That doesn't mean that pain medication won't be administered, or that C-sections won't be done when necessary or that premature births will be eliminated. Kuelz, 41, had her first child in June and her water broke 29 days before her delivery date. "Being in the group made me confident. I had a sense of knowing that everything was OK because we had talked about so many different scenarios," she says.
Karyn Reinbach doesn't want a C-section, but because she has gestational diabetes, she knows she might have to be induced because of the risk of the baby getting too big. And induced labors are more likely to result in surgical deliveries. "I don't want it, but if it's a question of the safety of my baby, I'll do what I have to do," she says.

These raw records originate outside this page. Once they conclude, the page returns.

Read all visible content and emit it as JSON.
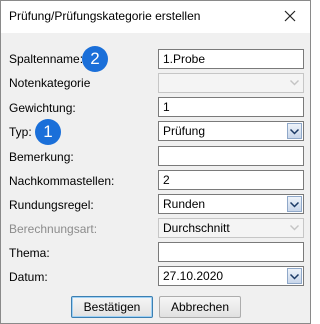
{
  "window": {
    "title": "Prüfung/Prüfungskategorie erstellen",
    "close_glyph": "✕"
  },
  "badges": {
    "one": "1",
    "two": "2",
    "color": "#1a6fd9"
  },
  "form": {
    "spaltenname": {
      "label": "Spaltenname:",
      "value": "1.Probe"
    },
    "notenkategorie": {
      "label": "Notenkategorie",
      "value": ""
    },
    "gewichtung": {
      "label": "Gewichtung:",
      "value": "1"
    },
    "typ": {
      "label": "Typ:",
      "value": "Prüfung"
    },
    "bemerkung": {
      "label": "Bemerkung:",
      "value": ""
    },
    "nachkommastellen": {
      "label": "Nachkommastellen:",
      "value": "2"
    },
    "rundungsregel": {
      "label": "Rundungsregel:",
      "value": "Runden"
    },
    "berechnungsart": {
      "label": "Berechnungsart:",
      "value": "Durchschnitt"
    },
    "thema": {
      "label": "Thema:",
      "value": ""
    },
    "datum": {
      "label": "Datum:",
      "value": "27.10.2020"
    }
  },
  "buttons": {
    "confirm": "Bestätigen",
    "cancel": "Abbrechen"
  },
  "icons": {
    "close": "close-icon",
    "dropdown": "chevron-down-icon"
  }
}
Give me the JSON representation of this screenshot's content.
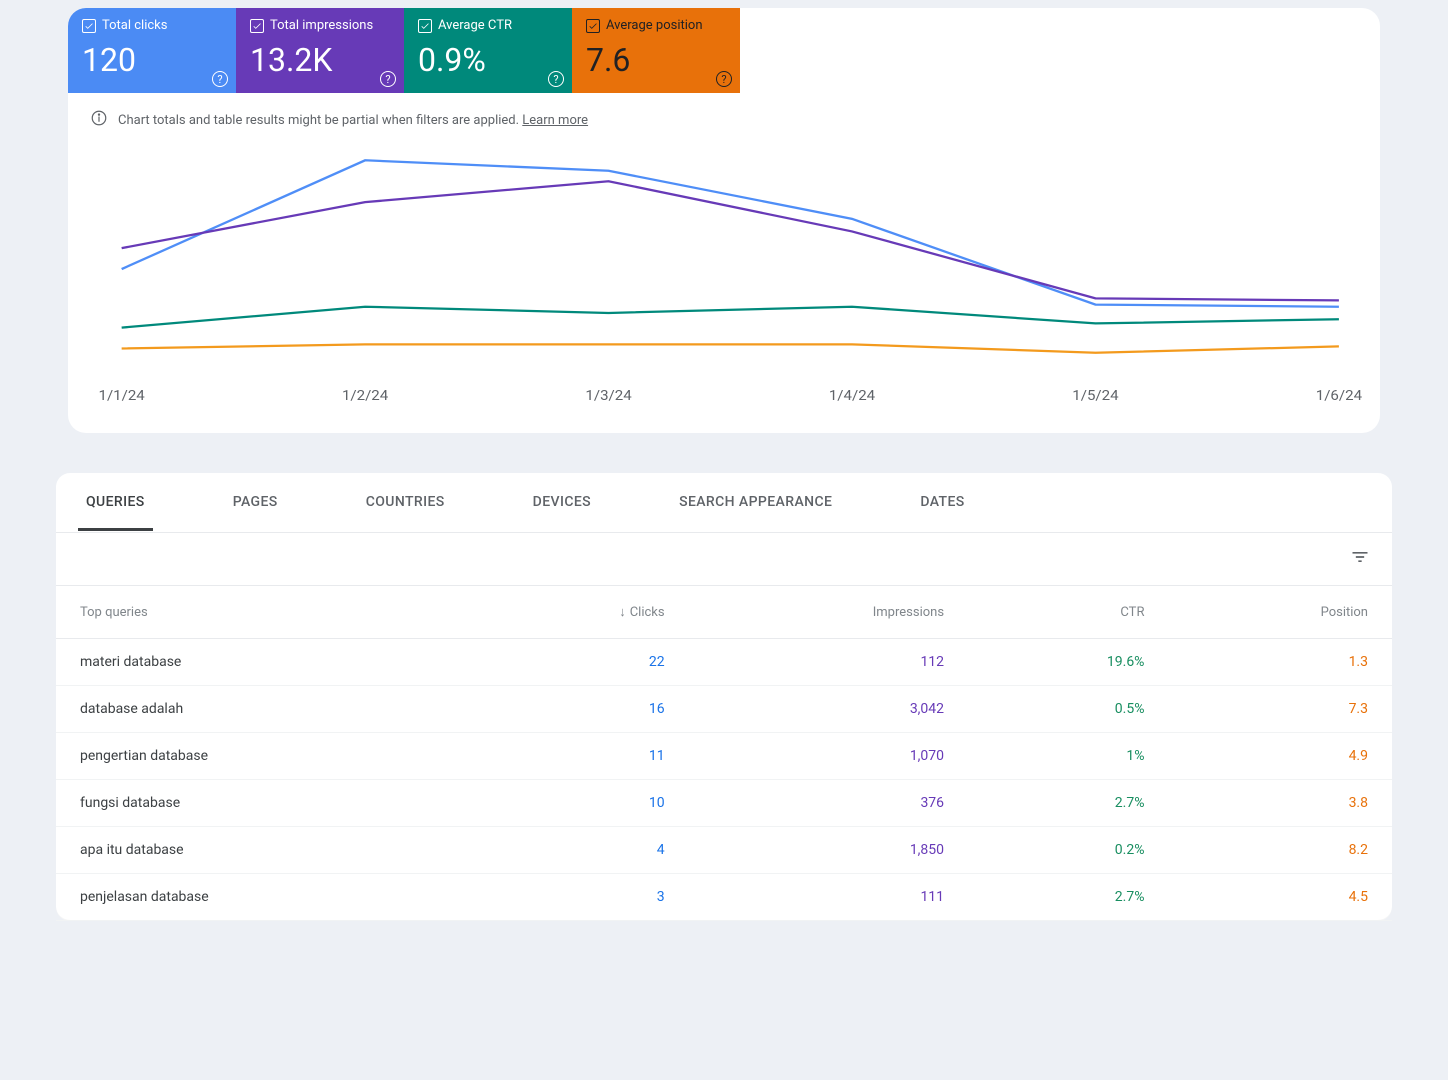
{
  "metrics": {
    "clicks": {
      "label": "Total clicks",
      "value": "120",
      "color": "#4285f4"
    },
    "impressions": {
      "label": "Total impressions",
      "value": "13.2K",
      "color": "#673ab7"
    },
    "ctr": {
      "label": "Average CTR",
      "value": "0.9%",
      "color": "#00897b"
    },
    "position": {
      "label": "Average position",
      "value": "7.6",
      "color": "#e8710a"
    }
  },
  "notice": {
    "text": "Chart totals and table results might be partial when filters are applied.",
    "learn_more": "Learn more"
  },
  "chart_data": {
    "type": "line",
    "categories": [
      "1/1/24",
      "1/2/24",
      "1/3/24",
      "1/4/24",
      "1/5/24",
      "1/6/24"
    ],
    "series": [
      {
        "name": "Total clicks",
        "values": [
          48,
          100,
          95,
          72,
          31,
          30
        ],
        "color": "#4f8ef7"
      },
      {
        "name": "Total impressions",
        "values": [
          58,
          80,
          90,
          66,
          34,
          33
        ],
        "color": "#673ab7"
      },
      {
        "name": "Average CTR",
        "values": [
          20,
          30,
          27,
          30,
          22,
          24
        ],
        "color": "#00897b"
      },
      {
        "name": "Average position",
        "values": [
          10,
          12,
          12,
          12,
          8,
          11
        ],
        "color": "#f39a1d"
      }
    ],
    "note": "Values are relative (0-100) approximations read visually from an unlabeled y-axis."
  },
  "tabs": [
    "QUERIES",
    "PAGES",
    "COUNTRIES",
    "DEVICES",
    "SEARCH APPEARANCE",
    "DATES"
  ],
  "active_tab": "QUERIES",
  "table": {
    "columns": [
      "Top queries",
      "Clicks",
      "Impressions",
      "CTR",
      "Position"
    ],
    "sort_column": "Clicks",
    "sort_dir": "desc",
    "rows": [
      {
        "query": "materi database",
        "clicks": "22",
        "impressions": "112",
        "ctr": "19.6%",
        "position": "1.3"
      },
      {
        "query": "database adalah",
        "clicks": "16",
        "impressions": "3,042",
        "ctr": "0.5%",
        "position": "7.3"
      },
      {
        "query": "pengertian database",
        "clicks": "11",
        "impressions": "1,070",
        "ctr": "1%",
        "position": "4.9"
      },
      {
        "query": "fungsi database",
        "clicks": "10",
        "impressions": "376",
        "ctr": "2.7%",
        "position": "3.8"
      },
      {
        "query": "apa itu database",
        "clicks": "4",
        "impressions": "1,850",
        "ctr": "0.2%",
        "position": "8.2"
      },
      {
        "query": "penjelasan database",
        "clicks": "3",
        "impressions": "111",
        "ctr": "2.7%",
        "position": "4.5"
      }
    ]
  }
}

Her nurse midwife, Japke Buesseler, leads a centering group prenatal class through Women's Healthcare Associates in Portland, Ore., and Reinbach feels well prepared for any turn her delivery will take.
But sometimes, everything goes smoothly. Nicole Beaty just gave birth to her third child. For her first two pregnancies, labor was induced and she had an epidural. "I didn't feel exactly helpless, but I also didn't feel I was making decisions for myself," she says. "Everybody was too quick to go to pain medications." By the time she was expecting her third, she had changed insurers, and Group Health Cooperative offered a centering group class. "They didn't make it seem like you had a disease they were trying to treat," she says.
This time, without any medication, she and her husband talked and even laughed through her entire labor—except for the last two contractions. Those, admittedly, were hard. "But not so much that I couldn't bear it," she says. "I never really knew what my body could do before."
Also on USNews.com:
- Examining Pregnancy Stereotypes: Why One Teen Faked Her Own Pregnancy
- How to Have a Fit and Healthy Pregnancy
- The Hidden Costs of Pregnancy
An earlier version of this story misstated that Jennifer Kuelz had a C-section after her water broke prematurely. She had a natural delivery.